**Data to process:**
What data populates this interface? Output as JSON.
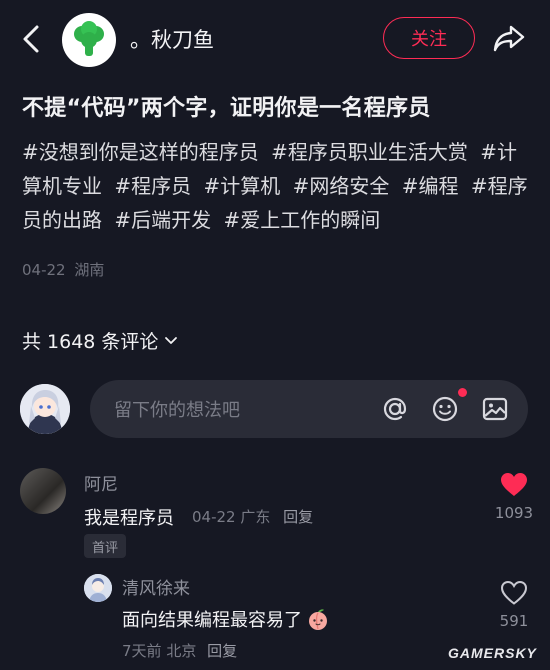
{
  "header": {
    "author_name": "。秋刀鱼",
    "follow_label": "关注",
    "back_icon": "back-arrow-icon",
    "share_icon": "share-arrow-icon",
    "avatar_icon": "green-broccoli-icon"
  },
  "post": {
    "title": "不提“代码”两个字，证明你是一名程序员",
    "hashtags": [
      "#没想到你是这样的程序员",
      "#程序员职业生活大赏",
      "#计算机专业",
      "#程序员",
      "#计算机",
      "#网络安全",
      "#编程",
      "#程序员的出路",
      "#后端开发",
      "#爱上工作的瞬间"
    ],
    "date": "04-22",
    "location": "湖南"
  },
  "comments_header": {
    "label": "共 1648 条评论"
  },
  "composer": {
    "placeholder": "留下你的想法吧",
    "icons": [
      "at-icon",
      "emoji-icon",
      "image-icon"
    ]
  },
  "comments": [
    {
      "author": "阿尼",
      "text": "我是程序员",
      "date": "04-22",
      "location": "广东",
      "reply": "回复",
      "badge": "首评",
      "likes": "1093",
      "liked": true
    },
    {
      "author": "清风徐来",
      "text": "面向结果编程最容易了",
      "date": "7天前",
      "location": "北京",
      "reply": "回复",
      "likes": "591",
      "liked": false
    }
  ],
  "watermark": "GAMERSKY",
  "colors": {
    "background": "#161823",
    "accent": "#fe2c55",
    "input_bg": "#2a2c37"
  }
}
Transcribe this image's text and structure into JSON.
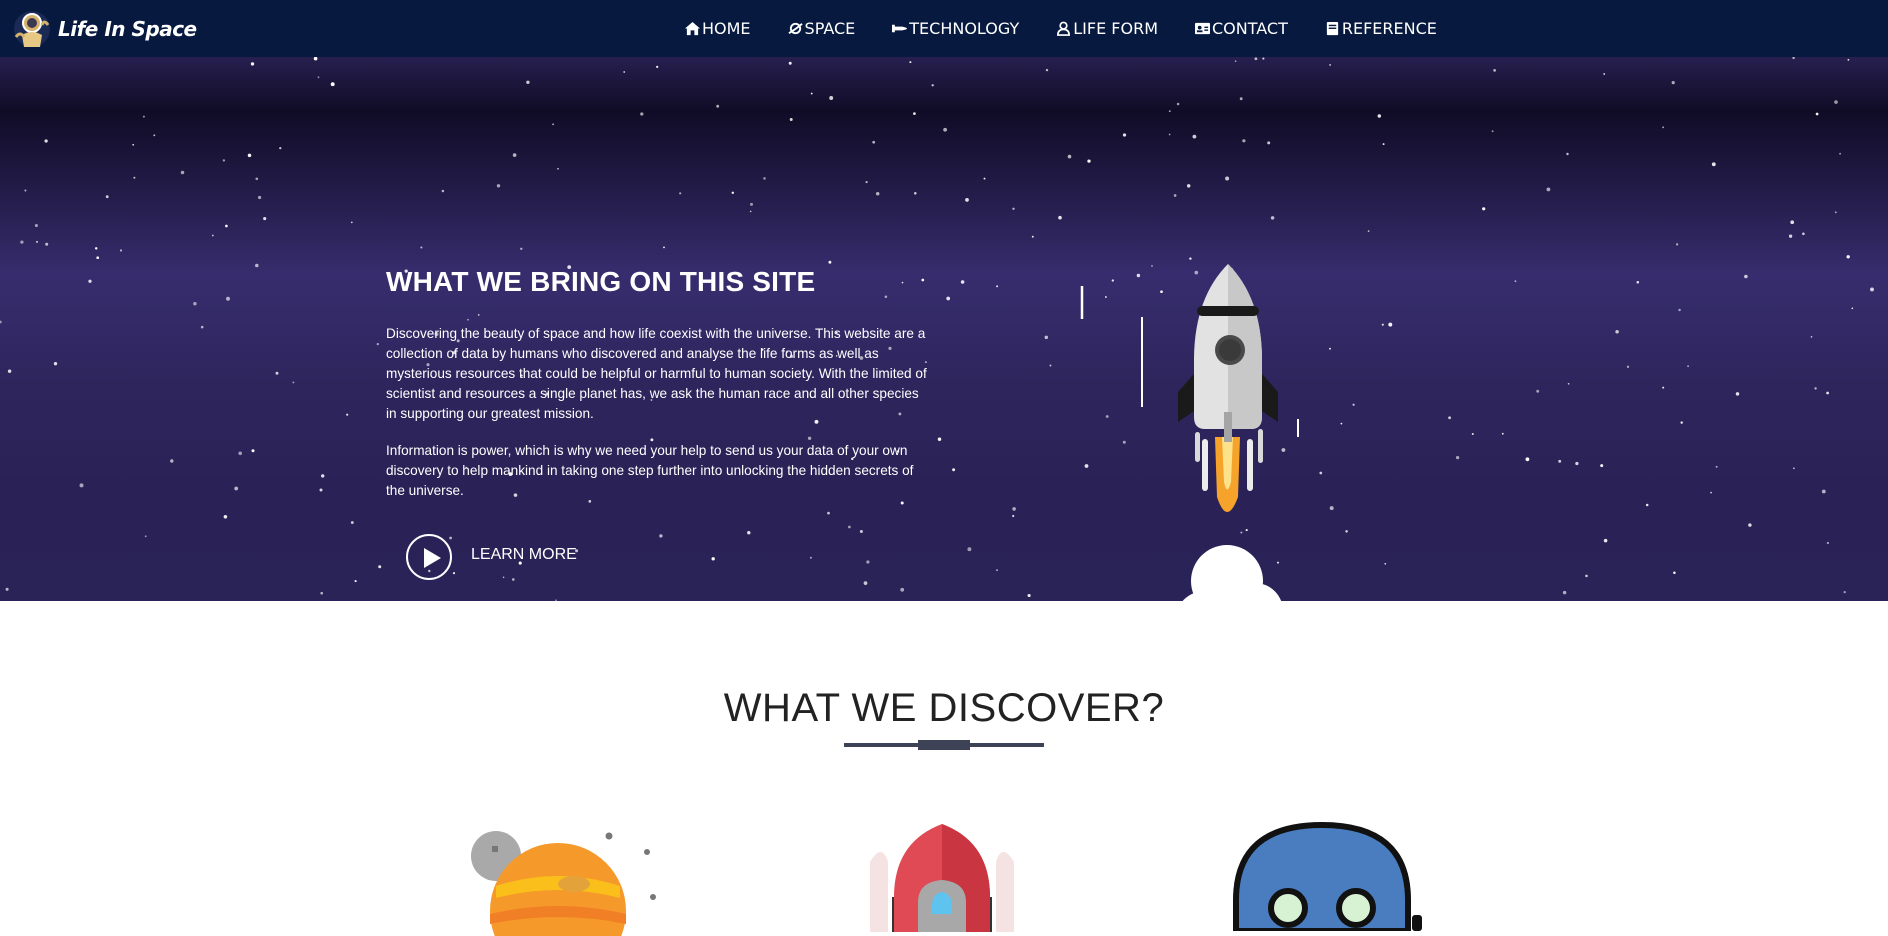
{
  "brand": {
    "name": "Life In Space"
  },
  "nav": {
    "items": [
      {
        "label": "HOME",
        "icon": "home-icon"
      },
      {
        "label": "SPACE",
        "icon": "planet-icon"
      },
      {
        "label": "TECHNOLOGY",
        "icon": "space-shuttle-icon"
      },
      {
        "label": "LIFE FORM",
        "icon": "user-icon"
      },
      {
        "label": "CONTACT",
        "icon": "id-card-icon"
      },
      {
        "label": "REFERENCE",
        "icon": "book-icon"
      }
    ]
  },
  "hero": {
    "title": "WHAT WE BRING ON THIS SITE",
    "paragraph1": "Discovering the beauty of space and how life coexist with the universe. This website are a collection of data by humans who discovered and analyse the life forms as well as mysterious resources that could be helpful or harmful to human society. With the limited of scientist and resources a single planet has, we ask the human race and all other species in supporting our greatest mission.",
    "paragraph2": "Information is power, which is why we need your help to send us your data of your own discovery to help mankind in taking one step further into unlocking the hidden secrets of the universe.",
    "cta_label": "LEARN MORE"
  },
  "discover": {
    "title": "WHAT WE DISCOVER?",
    "items": [
      {
        "icon": "planet-icon"
      },
      {
        "icon": "space-shuttle-icon"
      },
      {
        "icon": "alien-icon"
      }
    ]
  },
  "colors": {
    "navbar_bg": "#07193f",
    "hero_bg": "#2a2256",
    "accent": "#3e4256"
  }
}
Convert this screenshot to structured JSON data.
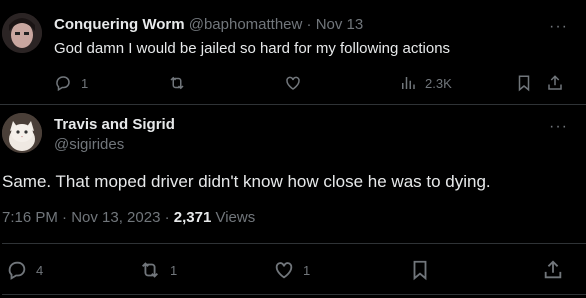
{
  "reply": {
    "name": "Conquering Worm",
    "handle": "@baphomatthew",
    "dot": "·",
    "date": "Nov 13",
    "text": "God damn I would be jailed so hard for my following actions",
    "replies": "1",
    "views": "2.3K",
    "more": "···"
  },
  "main": {
    "name": "Travis and Sigrid",
    "handle": "@sigirides",
    "text": "Same. That moped driver didn't know how close he was to dying.",
    "timestamp": "7:16 PM · Nov 13, 2023 · ",
    "views_count": "2,371",
    "views_label": " Views",
    "replies": "4",
    "retweets": "1",
    "likes": "1",
    "more": "···"
  },
  "icons": {
    "reply": "reply-icon",
    "retweet": "retweet-icon",
    "like": "heart-icon",
    "views": "views-chart-icon",
    "bookmark": "bookmark-icon",
    "share": "share-icon"
  },
  "colors": {
    "background": "#000000",
    "text": "#e7e9ea",
    "muted": "#71767b",
    "divider": "#2f3336"
  }
}
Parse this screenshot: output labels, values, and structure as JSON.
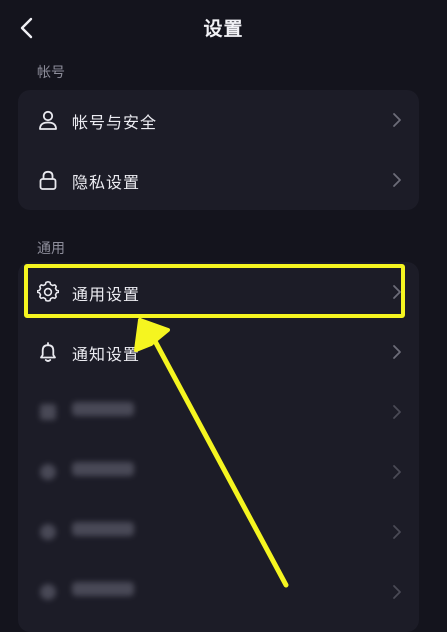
{
  "header": {
    "title": "设置"
  },
  "sections": {
    "account": {
      "label": "帐号"
    },
    "general": {
      "label": "通用"
    }
  },
  "account_items": [
    {
      "label": "帐号与安全",
      "icon": "person-icon"
    },
    {
      "label": "隐私设置",
      "icon": "lock-icon"
    }
  ],
  "general_items": [
    {
      "label": "通用设置",
      "icon": "gear-icon"
    },
    {
      "label": "通知设置",
      "icon": "bell-icon"
    }
  ],
  "colors": {
    "background": "#14141d",
    "card": "#1c1c27",
    "highlight": "#f5f520",
    "muted_text": "#8d8d9a"
  }
}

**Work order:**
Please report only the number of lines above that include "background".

**Task result:**
3